START AVAILABLE RECORDS

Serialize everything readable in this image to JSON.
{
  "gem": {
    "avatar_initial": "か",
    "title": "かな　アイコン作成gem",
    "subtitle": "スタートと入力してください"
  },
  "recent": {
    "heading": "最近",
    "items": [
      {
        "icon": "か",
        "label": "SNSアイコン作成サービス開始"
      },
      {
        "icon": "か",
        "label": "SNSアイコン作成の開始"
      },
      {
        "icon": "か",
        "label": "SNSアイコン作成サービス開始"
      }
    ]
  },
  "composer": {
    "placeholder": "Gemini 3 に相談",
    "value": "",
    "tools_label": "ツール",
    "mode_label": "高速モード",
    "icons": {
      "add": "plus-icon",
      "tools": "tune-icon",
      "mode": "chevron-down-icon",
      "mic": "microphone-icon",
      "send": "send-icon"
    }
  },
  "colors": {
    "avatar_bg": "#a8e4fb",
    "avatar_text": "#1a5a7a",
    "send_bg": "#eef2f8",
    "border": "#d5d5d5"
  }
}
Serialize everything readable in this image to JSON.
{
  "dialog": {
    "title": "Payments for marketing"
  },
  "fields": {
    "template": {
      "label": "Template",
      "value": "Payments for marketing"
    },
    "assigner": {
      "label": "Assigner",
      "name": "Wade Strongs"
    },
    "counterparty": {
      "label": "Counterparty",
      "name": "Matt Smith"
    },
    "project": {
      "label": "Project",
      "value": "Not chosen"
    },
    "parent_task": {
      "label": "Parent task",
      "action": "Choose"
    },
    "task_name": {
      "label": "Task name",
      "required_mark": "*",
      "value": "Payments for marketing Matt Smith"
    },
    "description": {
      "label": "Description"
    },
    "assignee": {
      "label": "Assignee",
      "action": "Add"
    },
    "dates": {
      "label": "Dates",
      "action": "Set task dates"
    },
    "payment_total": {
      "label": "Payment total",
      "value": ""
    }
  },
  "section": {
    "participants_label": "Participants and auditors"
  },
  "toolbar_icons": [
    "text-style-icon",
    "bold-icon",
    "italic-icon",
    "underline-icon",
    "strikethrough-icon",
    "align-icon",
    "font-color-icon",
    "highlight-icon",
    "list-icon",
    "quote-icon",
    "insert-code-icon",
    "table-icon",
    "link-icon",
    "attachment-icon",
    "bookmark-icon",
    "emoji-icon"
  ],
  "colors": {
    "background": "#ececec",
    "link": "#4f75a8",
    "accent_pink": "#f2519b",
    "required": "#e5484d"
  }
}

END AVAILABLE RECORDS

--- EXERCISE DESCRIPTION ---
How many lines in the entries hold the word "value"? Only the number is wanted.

--- REPLY ---
5